Later in the day, members of the group engaged in a brainstorming session to identify characteristics of news articles that contain misinformation. While tackling the issue of misinformation is certainly a daunting task, the Working Group was able to develop a set of indicators that prove promising for further efforts to develop the technical schema needed to combat misinformation in the media. This workshop demonstrated the power –and the necessity– of collaboration between many different disciplines in tackling an increasingly complex and important issue.
In 2015, the Brown Institute funded the Nueva Nación team in Panama to create the country's first truly accessible public data platform, El Tabulario, and now they're finally ready to launch. On May 26th and 27th, we'll be hosting journalists, computer scientists, and students in Panama City to pore over the team's compiled data and explore new story ideas with the country's untapped statistics.
The Nueva Nación team is particularly excited about exploring student-teacher ratio data for public schools, never-before seen historical government payroll data, government spending and budgeting numbers, the country's debt numbers, and private and public credit consumption data.
The Brown Institute for Media Innovation and Enigma, a data start-up known for its civic-minded projects, named Rashida Kamal as the 2017 Data Journalism Fellow. The fellowship gives recipients the choice of covering healthcare or issues surrounding financial sanctions as a tool to inform foreign policy, anti-terror and anti-organized crime efforts.
Contemporary reporting is a melding of traditional journalistic practices and new data technologies. The Brown Institute’s work sits squarely at this intersection by providing innovative programs, fellowships and grants that are changing the media landscape.
Ms. Kamal will focus on questioning the vast collection of data offered by Enigma, which has one of the broadest repositories of clean and standardized public data available. She will also explore how decisions in data collection and organization affect the types of stories that can be derived from the data. Brown’s Data Journalism Fellowship is akin to a “Journalist in Residence” program at one of the most innovative start-ups in the country.
Ms. Kamal, a first-year student, is pursuing a dual degree in Computer Science and M.S. in journalism from the Columbia Journalism School. She was previously enrolled in the school’s LEDE program, a post-degree certification on computational skill building offered by the Journalism School and the university’s Computer Science department.
“I’m excited to work with a team that values making data accessible to all and to have the chance to use data to tell stories,” said Rashida Kamal, who has an undergraduate degree in Linguistics from NYU and hails from Allentown, Pennsylvania.
“At Enigma we are committed to helping people understand and improve the world around them,” said Marc DaCosta, Chairman of Enigma. “Narrative-driven, critical approaches to data are an important part of this mission and we are excited that Rashida will be helping us to pursue it this summer.”
“The Brown Institute is thrilled to be partnering with Enigma for a second year. Our journalism students are hungry to tell stories in new ways and this fellowship is a unique opportunity to explore how their journalism depends on and can actively shape basic database design and operations,” said Mark Hansen, Director of the Brown Institute at Columbia. “Enigma has been a joy to work with.”

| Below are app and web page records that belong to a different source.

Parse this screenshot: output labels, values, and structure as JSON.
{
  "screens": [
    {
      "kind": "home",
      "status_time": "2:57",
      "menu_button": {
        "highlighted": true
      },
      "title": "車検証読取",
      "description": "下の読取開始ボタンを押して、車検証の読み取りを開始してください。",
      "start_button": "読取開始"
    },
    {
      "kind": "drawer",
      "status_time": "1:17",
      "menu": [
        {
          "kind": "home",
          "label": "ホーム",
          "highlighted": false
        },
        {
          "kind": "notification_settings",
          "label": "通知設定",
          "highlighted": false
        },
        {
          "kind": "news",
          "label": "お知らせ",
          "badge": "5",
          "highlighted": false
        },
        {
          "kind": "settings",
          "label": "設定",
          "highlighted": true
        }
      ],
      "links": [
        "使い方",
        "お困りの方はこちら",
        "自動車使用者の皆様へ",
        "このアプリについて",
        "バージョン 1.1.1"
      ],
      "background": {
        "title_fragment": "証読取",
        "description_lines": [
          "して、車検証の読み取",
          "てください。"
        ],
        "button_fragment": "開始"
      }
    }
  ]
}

Established in 2012, the Institute is a collaboration between Columbia and Stanford Universities. Our mission is simple: Sponsor thinking, building and speculating on how stories are discovered and told in a networked, digitized world. Join our mail list. See us on YouTube.